It’s not just Colwood. Development throughout the lower Island seems to be exploding, with the corresponding effect on our roadways.
Last Sunday afternoon, I went south on Blanshard from Tolmie, heading downtown. I had a two-light wait just to get through Finlayson. For a guy who can remember a time when Pandora, Yates and Fort had so little volume they were two-way streets, a two-light wait on a Sunday is hard to swallow.
I have no doubt that there are people working harder than ever right now to develop a sustainable, efficient and common- sensical approach to ironing out the traffic woes of the CRD. Best of luck working through our local labyrinth.
Based on the emails I’m getting from readers around road safety, planners must start taking things a step further and build in much more around designed safety.
One program that seems to be working well in several cities around the world is called Vision Zero. The Vision Zero project was born in Sweden in 1997 and its goal is simple, if somewhat utopian: zero traffic deaths. Vision Zero sees it as ethically unacceptable that people are killed or seriously injured by our road transport system and suggests that, rather than road users bearing all responsibility for safety, responsibility must be shared with transportation-system designers.
The project has many goals, but here are some key ideas:
Local knowledge and input is essential. Neighbourhoods know where their road safety problems occur. Tapping into the experiences of what residents already know about their streets is both time and cost effective and creates buy-in.
A data-based, evidence-driven approach is also crucial. Several cities in the past few years adopted a low-cost method of trying to tackle speed problems by simply lowering their limits to reduce injuries and deaths.
However, their data collection quickly showed that simply lowering limits had little to no effect on the problem. Stepped-up enforcement by traffic cops and speed cameras made quite a difference, but is cost-prohibitive.
Armed with proper evidence, many cities using Vision Zero practices went instead to traffic-calming measures such as roundabouts, offsets, medians and central turn lanes, all built to manage driver speeds.
Over the past six years, Edmonton has gone all-in on this philosophy, installing 248 crosswalk upgrades, 237 safety improvements around schools, 212 driver-feedback speed signs and 105 intersection cameras, and improving 105 signalized intersections with engineering upgrades.
The results speak for themselves. Traffic-related fatalities have decreased by 63%, while serious injuries have decreased by 40%, and pedestrian fatalities and serious injuries have decreased by 54%. The injury cost savings must surely be in the tens of millions of dollars, not to mention the incalculable drop in simple human suffering.
Unchecked development, and the number of cars coming with it, seems to be the future for the CRD. I’ve scanned through several local and regional traffic plans. I was hard-pressed to find much on life-saving strategies similar to what Edmonton has adopted. A truly coherent and efficient rapid transit system will obviously help, but it’s still years away and I’m not sure why that’s taking so long.

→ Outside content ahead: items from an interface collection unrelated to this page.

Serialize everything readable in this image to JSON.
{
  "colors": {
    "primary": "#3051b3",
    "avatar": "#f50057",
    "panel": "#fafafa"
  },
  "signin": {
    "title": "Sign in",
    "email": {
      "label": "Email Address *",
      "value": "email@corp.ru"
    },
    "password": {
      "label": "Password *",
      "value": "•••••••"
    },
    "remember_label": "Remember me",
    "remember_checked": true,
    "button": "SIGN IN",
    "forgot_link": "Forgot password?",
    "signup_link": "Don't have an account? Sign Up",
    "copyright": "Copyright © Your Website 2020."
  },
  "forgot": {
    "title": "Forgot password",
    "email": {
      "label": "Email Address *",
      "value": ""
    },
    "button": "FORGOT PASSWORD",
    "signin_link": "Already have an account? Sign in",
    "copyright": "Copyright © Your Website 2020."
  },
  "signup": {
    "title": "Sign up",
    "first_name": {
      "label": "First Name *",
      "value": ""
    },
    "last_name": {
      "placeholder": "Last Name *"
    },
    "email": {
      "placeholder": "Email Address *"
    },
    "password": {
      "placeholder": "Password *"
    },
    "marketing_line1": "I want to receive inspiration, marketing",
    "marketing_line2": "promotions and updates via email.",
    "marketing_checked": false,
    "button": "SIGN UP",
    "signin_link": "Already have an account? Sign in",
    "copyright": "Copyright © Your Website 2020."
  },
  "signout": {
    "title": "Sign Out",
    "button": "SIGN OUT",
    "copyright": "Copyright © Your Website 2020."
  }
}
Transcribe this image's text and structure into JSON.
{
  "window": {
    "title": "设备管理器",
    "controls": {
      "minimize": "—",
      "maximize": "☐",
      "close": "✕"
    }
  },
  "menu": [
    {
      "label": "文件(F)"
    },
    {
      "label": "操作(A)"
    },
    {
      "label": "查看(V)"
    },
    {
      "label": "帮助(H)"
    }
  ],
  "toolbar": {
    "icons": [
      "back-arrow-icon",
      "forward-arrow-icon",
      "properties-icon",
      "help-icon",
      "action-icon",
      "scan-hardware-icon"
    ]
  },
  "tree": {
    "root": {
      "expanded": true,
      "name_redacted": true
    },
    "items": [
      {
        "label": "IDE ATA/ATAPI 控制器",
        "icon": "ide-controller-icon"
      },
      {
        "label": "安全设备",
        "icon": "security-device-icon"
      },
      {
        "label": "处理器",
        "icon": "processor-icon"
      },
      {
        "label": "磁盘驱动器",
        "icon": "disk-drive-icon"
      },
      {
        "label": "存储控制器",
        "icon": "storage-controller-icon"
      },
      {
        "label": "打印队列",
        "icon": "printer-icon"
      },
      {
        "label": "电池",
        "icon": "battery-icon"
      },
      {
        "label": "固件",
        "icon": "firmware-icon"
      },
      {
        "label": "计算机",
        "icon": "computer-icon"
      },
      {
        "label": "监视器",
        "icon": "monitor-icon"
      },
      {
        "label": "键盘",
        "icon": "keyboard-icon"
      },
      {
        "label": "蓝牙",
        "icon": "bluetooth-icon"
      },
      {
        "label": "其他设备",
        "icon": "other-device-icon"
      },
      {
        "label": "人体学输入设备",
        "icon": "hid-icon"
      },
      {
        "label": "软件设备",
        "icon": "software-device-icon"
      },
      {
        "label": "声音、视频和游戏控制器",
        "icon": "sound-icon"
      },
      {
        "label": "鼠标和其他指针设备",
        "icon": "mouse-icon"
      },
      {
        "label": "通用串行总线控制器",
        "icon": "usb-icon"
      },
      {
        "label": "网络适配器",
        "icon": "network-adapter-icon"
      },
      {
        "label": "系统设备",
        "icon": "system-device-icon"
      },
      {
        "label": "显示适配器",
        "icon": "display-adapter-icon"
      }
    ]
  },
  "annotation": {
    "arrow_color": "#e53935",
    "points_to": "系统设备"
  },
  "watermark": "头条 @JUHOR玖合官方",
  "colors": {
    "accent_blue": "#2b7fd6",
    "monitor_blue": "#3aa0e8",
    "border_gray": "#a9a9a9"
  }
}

As a driver, I’ll support spending money on common-sense planning that takes a regional approach to improving our transportation system — a system that feels harder and more frustrating to negotiate each day. So why not fill two needs with one deed and use some Vision Zero thinking. Saving lives should be as high a priority as plain old efficiency in moving cars through the increasingly congested CRD.
Glove Box: Following up on the pedestrian safety column last week, a reader was quick to remind me of a little-known requirement in our motor vehicle act — section 179(2). “A pedestrian must not leave a curb or other place of safety and walk or run into the path of a vehicle that is so close it is impracticable for the driver to yield the right of way.”
It’s a good reminder that safety is not solely about the drivers out there. I’d be happy with just converting those pedestrians who never turn their heads, even a bit, to see what’s headed at them before they step out.